Use cases

  • Wind tunnel methods
  • Tooling
  • Functional prototypes


Dental Resins

3d printed dental molds

Dental resins are a type of SLA resin with excellent biocompatibility and hardness. This makes it perfect for producing dental parts, such as crowns or bridges. The KeySplint Soft®, KeyGuide®, and KeyModel Ultra™ are all great examples of dental SLA resin that provide excellent printability and dimensional stability.


  • Biocompatibility
  • Easy to polish
  • Great feature detail


  • High accuracy, resolution, and durability
  • Excellent chemical and heat resistance


  • It is best for dental applications

Use cases

  • Dental prototypes requiring high detail accuracy
  • Splints, night guards and bleaching trays
  • Dental thermoforming application
  • Dental removal die and model application

More About SLA 3D Printing Materials

What other materials can you use for SLA 3D Printing?

Aside from SLA resin materials, you can use different types of powders for SLA 3D printing. Powder materials are finely ground solid particles that can be used in various industrial processes and applications. They are often made from metals, ceramics, polymers, and composite materials.

What is the best SLA material for prototyping?

Many 3D printers believe SLA resins are best for prototyping due to their superior detail and accuracy. Of course, the best SLA resin  will depend on the project requirements. When making parts that  require high-impact resistance, such as in engineering-grade production, it is advisable to use a tough resin material.

For instance, Applied Rapid Technologies (ART) utilizes tough engineering grade resin materials like xFLEX, xABS, xCE Black, xPP405, and xPEEK to mold and jig parts on-demand and with superior quality in a fraction of the time it would take to produce them using traditional methods.

Is SLA resin stronger than PLA material?

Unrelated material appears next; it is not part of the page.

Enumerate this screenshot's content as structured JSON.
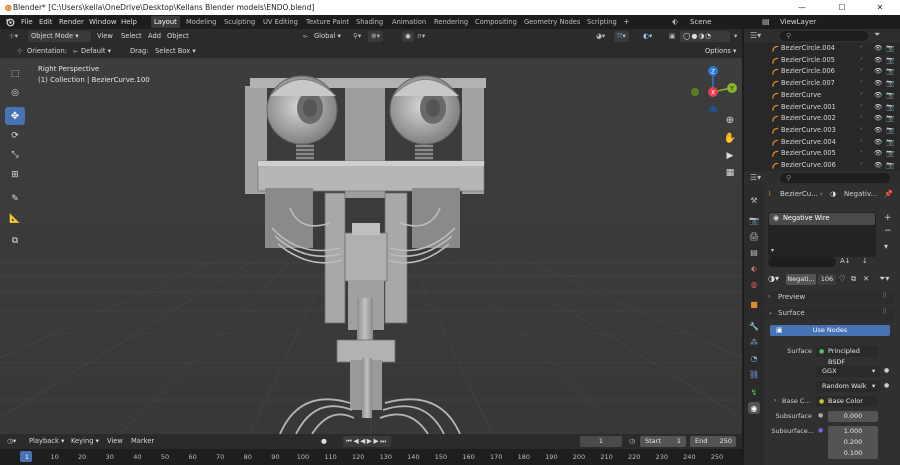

A 3D printed material’s strength varies by impact resistance, tensile strength, tensile modulus, and tensile elongation. Polylactic acid (PLA) has a tensile strength of around 60MPa, a tensile elongation of about 6%, an impact resistance of about  5 kJ/m2, and a tensile modulus around 3600MPa.

The strength properties of resin varies depending on the type. Resins such as xPEEK147 have an extremely high tensile strength of up to 75MPa. The xCERAMIC3280, by far, has the highest tensile modulus of 9410MPa. The tensile elongation at break of the xFLEX402 is 230%. Resins are ideally used to create high-detail objects (like miniatures) and complex geometry.

Use the Best Resins for SLA 3D Printing

Using high-quality resin materials makes all the difference in SLA 3D printing. Various resin materials are available in the market, but they’re not always compatible with every 3D printer.  Using a resin 3D printer that offers an open material platform allows you to use the perfect resin for your product at the price you need.

At Nexa3D,  we believe in the power of an abundant material ecosystem–all of our SLA printers offer an open-material platform. We also continue to partner with leading material providers to deliver a comprehensive range of high-impact functional materials that are tailored to your mechanical requirements and performance needs.

The Nexa3D SLA 3D printers also come with Lubricant Sublayer Photo-curing (LSPc®), an advanced mSLA technology that ensures higher quality and smoother surface finishes for resin 3D printing.

Ready to take projects to the next level with SLA 3D printing resins? Request a free sample part.

Want to learn more about SLA 3D printing materials?

Download our 2023 3D printing material guide.